Top of INPUT DATA

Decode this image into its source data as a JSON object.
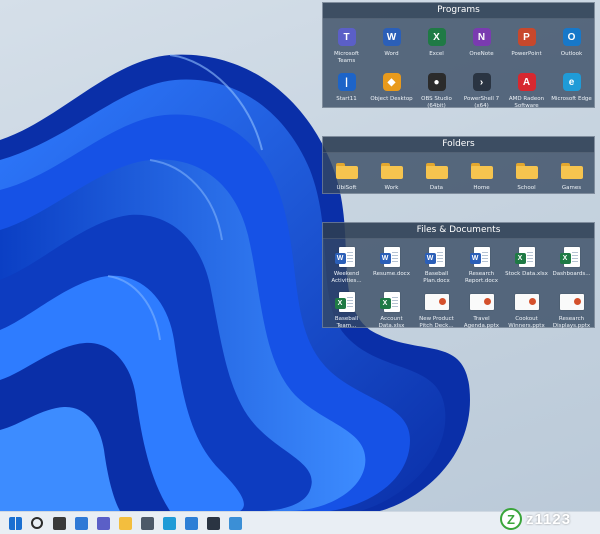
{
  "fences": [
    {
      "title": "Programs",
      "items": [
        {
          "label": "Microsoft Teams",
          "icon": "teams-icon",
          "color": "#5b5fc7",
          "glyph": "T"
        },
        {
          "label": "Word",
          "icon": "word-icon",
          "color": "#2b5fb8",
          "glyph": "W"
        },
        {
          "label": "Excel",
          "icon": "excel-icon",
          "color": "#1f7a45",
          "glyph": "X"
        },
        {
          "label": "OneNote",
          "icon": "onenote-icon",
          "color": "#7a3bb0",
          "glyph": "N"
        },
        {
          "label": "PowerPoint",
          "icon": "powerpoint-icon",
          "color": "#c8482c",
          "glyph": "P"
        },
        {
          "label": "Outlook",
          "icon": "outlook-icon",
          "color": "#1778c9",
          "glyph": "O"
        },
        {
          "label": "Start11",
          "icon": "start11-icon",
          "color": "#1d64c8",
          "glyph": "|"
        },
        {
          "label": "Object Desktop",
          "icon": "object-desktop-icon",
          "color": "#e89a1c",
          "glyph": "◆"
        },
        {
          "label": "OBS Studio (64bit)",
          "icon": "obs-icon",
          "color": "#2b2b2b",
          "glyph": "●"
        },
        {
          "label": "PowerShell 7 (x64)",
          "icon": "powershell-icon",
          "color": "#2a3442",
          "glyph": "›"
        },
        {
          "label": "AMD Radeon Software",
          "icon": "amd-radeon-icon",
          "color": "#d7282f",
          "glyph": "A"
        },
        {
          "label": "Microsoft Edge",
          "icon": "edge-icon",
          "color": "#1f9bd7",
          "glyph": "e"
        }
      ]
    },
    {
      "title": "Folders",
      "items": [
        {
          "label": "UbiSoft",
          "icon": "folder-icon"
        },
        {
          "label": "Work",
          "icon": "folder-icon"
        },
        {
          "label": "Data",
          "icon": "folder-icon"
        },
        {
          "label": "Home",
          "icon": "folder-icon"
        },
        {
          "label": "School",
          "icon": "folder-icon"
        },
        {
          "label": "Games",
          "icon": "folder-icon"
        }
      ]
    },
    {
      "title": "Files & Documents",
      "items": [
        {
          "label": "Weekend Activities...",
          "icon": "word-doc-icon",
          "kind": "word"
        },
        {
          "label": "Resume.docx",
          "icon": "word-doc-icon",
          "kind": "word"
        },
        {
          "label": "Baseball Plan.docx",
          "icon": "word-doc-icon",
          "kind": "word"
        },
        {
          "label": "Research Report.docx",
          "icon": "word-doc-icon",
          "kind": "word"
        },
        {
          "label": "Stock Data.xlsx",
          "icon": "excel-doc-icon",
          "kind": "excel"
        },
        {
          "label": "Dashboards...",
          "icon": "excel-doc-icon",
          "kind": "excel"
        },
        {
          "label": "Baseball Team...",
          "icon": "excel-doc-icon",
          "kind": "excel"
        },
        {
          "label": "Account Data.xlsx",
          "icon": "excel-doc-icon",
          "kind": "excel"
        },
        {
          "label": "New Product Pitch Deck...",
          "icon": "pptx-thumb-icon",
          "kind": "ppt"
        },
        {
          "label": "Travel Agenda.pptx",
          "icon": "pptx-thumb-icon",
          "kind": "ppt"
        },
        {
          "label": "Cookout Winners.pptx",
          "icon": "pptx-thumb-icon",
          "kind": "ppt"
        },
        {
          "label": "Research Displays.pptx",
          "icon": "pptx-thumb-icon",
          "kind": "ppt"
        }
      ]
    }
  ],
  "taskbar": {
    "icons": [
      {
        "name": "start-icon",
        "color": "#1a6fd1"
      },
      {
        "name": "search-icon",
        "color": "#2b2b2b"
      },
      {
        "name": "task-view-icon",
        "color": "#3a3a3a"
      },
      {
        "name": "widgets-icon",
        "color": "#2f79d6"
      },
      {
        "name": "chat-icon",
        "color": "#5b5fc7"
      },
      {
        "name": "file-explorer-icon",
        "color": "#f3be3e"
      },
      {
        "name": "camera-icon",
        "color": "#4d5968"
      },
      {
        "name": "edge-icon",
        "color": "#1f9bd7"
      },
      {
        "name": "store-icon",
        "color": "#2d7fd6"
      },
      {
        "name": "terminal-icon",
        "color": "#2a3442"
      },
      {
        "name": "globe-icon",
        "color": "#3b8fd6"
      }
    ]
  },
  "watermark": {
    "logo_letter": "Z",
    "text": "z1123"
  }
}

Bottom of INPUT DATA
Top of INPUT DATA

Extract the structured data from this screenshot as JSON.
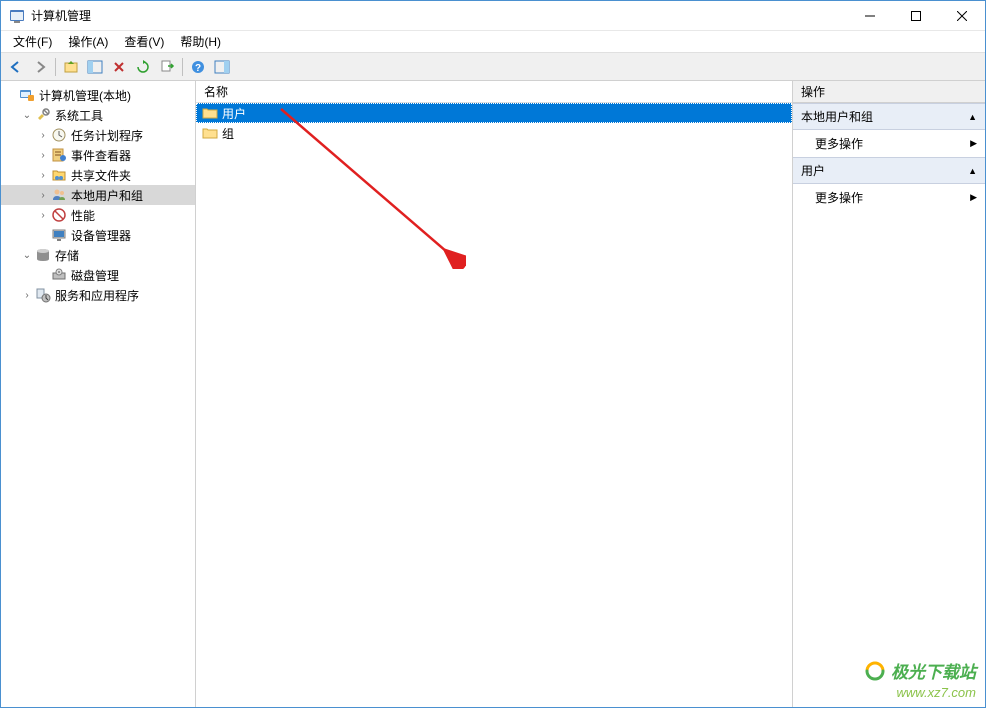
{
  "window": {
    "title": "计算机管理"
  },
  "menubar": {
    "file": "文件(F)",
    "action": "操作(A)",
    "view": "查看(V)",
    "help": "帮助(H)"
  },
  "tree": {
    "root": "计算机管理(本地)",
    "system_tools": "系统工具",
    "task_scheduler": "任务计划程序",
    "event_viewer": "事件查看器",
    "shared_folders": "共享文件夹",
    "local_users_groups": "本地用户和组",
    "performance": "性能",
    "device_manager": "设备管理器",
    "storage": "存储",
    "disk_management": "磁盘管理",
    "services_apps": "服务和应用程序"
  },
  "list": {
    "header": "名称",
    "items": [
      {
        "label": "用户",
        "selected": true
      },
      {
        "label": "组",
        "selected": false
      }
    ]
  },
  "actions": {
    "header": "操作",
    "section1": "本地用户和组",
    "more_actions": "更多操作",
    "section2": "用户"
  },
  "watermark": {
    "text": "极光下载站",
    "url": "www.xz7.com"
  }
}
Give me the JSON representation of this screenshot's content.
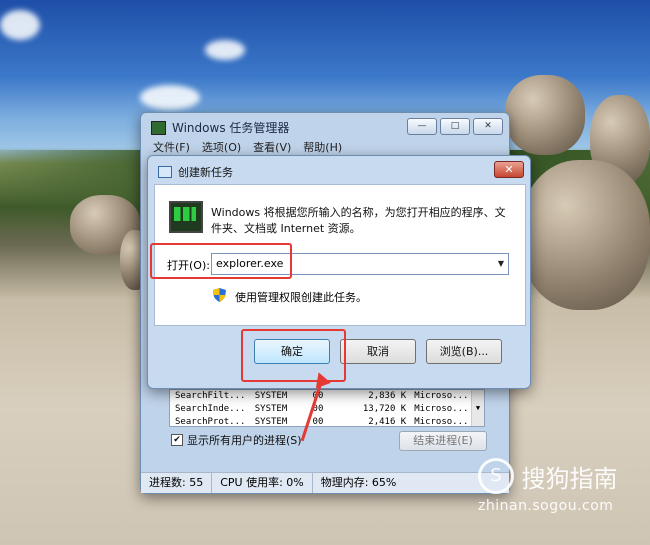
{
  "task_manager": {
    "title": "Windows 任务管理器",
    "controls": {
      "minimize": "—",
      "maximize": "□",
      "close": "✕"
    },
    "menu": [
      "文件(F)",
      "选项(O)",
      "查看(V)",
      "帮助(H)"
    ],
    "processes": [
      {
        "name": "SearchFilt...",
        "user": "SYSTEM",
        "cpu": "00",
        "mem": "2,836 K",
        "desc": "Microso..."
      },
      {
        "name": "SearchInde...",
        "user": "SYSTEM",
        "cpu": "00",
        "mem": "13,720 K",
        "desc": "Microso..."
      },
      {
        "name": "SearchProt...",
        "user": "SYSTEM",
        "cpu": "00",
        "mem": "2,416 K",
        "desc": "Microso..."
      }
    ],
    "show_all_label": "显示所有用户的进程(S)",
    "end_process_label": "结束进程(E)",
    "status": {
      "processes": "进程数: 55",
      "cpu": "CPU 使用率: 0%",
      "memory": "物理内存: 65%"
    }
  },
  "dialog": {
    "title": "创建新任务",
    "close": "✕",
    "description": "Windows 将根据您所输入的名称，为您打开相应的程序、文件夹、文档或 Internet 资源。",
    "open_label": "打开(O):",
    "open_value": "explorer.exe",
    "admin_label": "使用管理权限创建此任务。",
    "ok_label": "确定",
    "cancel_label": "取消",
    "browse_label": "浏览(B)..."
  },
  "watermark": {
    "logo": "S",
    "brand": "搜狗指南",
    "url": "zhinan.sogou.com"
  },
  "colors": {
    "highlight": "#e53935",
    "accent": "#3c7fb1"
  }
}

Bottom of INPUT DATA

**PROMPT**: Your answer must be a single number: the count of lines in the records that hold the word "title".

**FINAL ANSWER**: 6